Last week, I learned a new term from my wife and her colleague (both researchers in Psychology at the University of Oxford) which has fundamentally altered my thinking: “rejection sensitivity.” I’ll break it down in non-academic terms. Rejection sensitivity is what happens to a person after an accumulation of events constituting rejection. (If prejudiced treatment is the illness, then I can analogize rejection sensitivity as the symptom.) This rejection can be based on race, sexual orientation, religion, height, hair color – you name it. But what it specifically connotes is that rejection sensitivity catalyzes people to overshoot, overreact and be hypersensitive to actions or words perceived as rejection. As unpleasant as experiencing this symptom can be, it is the seed from which activism, revolutions and change have been born.
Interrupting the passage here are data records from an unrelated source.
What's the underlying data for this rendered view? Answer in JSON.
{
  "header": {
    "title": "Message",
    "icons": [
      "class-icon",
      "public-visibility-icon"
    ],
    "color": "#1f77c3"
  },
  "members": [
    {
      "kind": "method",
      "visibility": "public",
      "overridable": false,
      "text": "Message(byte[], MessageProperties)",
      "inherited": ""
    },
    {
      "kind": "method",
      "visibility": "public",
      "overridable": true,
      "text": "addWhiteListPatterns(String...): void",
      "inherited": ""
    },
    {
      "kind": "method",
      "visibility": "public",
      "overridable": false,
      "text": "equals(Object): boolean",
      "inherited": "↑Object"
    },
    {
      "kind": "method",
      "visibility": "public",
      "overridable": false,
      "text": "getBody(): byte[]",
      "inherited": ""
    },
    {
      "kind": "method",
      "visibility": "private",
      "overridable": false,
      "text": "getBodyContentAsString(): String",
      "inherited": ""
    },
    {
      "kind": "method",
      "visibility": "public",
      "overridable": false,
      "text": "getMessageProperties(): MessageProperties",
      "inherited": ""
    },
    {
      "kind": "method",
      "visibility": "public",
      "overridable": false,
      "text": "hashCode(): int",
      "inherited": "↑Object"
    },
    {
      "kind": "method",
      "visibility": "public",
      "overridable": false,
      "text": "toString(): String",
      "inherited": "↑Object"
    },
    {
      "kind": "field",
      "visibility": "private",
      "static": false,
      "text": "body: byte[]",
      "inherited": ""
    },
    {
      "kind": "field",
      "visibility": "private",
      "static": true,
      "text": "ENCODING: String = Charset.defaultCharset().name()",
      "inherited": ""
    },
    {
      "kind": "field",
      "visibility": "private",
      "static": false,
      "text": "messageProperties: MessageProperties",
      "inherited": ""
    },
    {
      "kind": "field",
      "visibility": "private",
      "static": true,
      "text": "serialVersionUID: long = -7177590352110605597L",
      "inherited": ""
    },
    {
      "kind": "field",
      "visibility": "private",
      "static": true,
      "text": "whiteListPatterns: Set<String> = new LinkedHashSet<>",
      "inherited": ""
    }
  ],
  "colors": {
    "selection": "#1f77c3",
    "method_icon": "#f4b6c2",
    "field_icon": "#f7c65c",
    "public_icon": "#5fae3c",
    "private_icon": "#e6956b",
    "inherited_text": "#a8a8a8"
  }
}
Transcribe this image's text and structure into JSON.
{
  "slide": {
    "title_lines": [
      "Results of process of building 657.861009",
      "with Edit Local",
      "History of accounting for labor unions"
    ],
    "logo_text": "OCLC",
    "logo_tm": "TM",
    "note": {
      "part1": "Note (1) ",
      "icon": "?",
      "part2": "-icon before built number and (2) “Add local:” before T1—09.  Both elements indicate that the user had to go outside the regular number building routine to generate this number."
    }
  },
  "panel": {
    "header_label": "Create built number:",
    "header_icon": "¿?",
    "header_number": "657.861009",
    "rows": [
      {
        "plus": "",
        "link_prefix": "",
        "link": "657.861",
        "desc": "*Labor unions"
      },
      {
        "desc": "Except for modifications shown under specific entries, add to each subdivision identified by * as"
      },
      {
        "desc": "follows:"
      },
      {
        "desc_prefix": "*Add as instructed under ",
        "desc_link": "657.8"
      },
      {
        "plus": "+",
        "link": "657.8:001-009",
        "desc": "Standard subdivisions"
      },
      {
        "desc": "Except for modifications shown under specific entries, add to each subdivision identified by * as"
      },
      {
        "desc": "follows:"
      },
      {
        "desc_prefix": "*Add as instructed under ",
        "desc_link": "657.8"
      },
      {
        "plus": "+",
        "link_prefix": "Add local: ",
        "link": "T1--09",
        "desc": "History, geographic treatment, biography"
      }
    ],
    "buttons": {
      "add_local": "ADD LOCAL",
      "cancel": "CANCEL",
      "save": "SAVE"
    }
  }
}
Because, let’s face it, what’s a better stimulus to enact change than being uncomfortable, unsatisfied, and more than a little pissed off?
So here’s my question to the LGBTQ community, our straight allies, and those who seek to spread love and compassion in this world: at what point do we reach rejection sensitivity? Is 9 teen suicides enough? 9,000? 9 million?
Today I read an article on the Anoka-Hennepin school district (the former stomping grounds of that brilliant bonfire of light, Michele Bachmann) in Minnesota that witnessed 9 teen suicides in just two years following the introduction of a policy that called for “neutrality” in regards to all things gay. If a student got urinated on for being gay, it was probably just water. If a student got called a faggot, a gentle reminder was issued that such naughty words were not appropriate.
Excuse my apparent propensity for rejection sensitivity, but 9 teen suicides are enough for me, thanks. And if the Anoka-Hennepin School District Board needs a reminder that their mandate is to create a safe learning environment (versus pandering to hateful constituents), then I think it is high time we remind them.
Go forth and get your rejection sensitivity on, folks.
(Here is my letter to the School Board, and below is a link for you to either copy and paste this one or to write your own.)
To the Board of the Anoka-Hennepin School District,
I am shocked, saddened and speechless at the cowardice underlying the policies you enacted that have directly affected the lives of children and teens in your district. Furthermore, the opacity of your communications to parents when sanctioning these harmful policies is unprofessional, at best.
Under your leadership, your school district has become an international beacon of shame. Well done in maintaining the cowardly stance of neutrality as 9 students took their own lives while you bowed to those who ridiculously espouse the belief that intolerance can effect change in sexual orientation.
As you make future decisions regarding how you will (or will not) protect the students who have been entrusted to your care, ask yourself what takes priority in your decision-making: appeasing constituents (irrespective of the potentially damaging effects on your students), or creating a safe atmosphere for the students of the Anoka-Hennepin district?